'''

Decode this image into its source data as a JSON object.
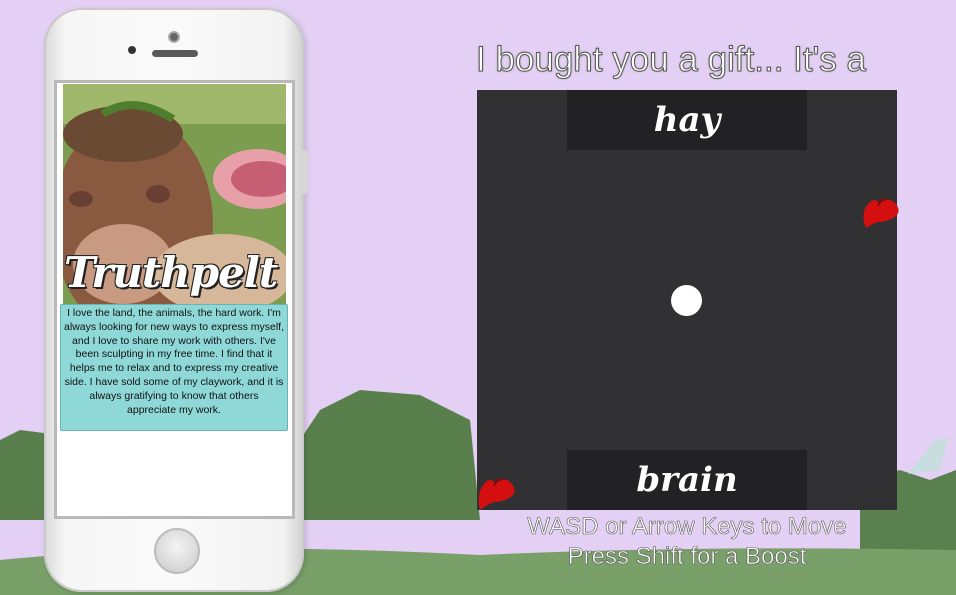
{
  "profile": {
    "name": "Truthpelt",
    "bio": "I love the land, the animals, the hard work. I'm always looking for new ways to express myself, and I love to share my work with others. I've been sculpting in my free time. I find that it helps me to relax and to express my creative side. I have sold some of my claywork, and it is always gratifying to know that others appreciate my work."
  },
  "game": {
    "title": "I bought you a gift... It's a",
    "goal_top": "hay",
    "goal_bottom": "brain",
    "instructions_line1": "WASD or Arrow Keys to Move",
    "instructions_line2": "Press Shift for a Boost"
  },
  "colors": {
    "background": "#e3d0f4",
    "arena": "#313133",
    "goal": "#222224",
    "bio_box": "#8fd8d8",
    "player_heart": "#d40f0f"
  },
  "icons": {
    "player_top": "red-heart-icon",
    "player_bottom": "red-heart-icon"
  }
}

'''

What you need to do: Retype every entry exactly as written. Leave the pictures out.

Solution for this task:
Decode this image into its source data as a JSON object.
{
  "profile": {
    "name": "Truthpelt",
    "bio": "I love the land, the animals, the hard work. I'm always looking for new ways to express myself, and I love to share my work with others. I've been sculpting in my free time. I find that it helps me to relax and to express my creative side. I have sold some of my claywork, and it is always gratifying to know that others appreciate my work."
  },
  "game": {
    "title": "I bought you a gift... It's a",
    "goal_top": "hay",
    "goal_bottom": "brain",
    "instructions_line1": "WASD or Arrow Keys to Move",
    "instructions_line2": "Press Shift for a Boost"
  },
  "colors": {
    "background": "#e3d0f4",
    "arena": "#313133",
    "goal": "#222224",
    "bio_box": "#8fd8d8",
    "player_heart": "#d40f0f"
  },
  "icons": {
    "player_top": "red-heart-icon",
    "player_bottom": "red-heart-icon"
  }
}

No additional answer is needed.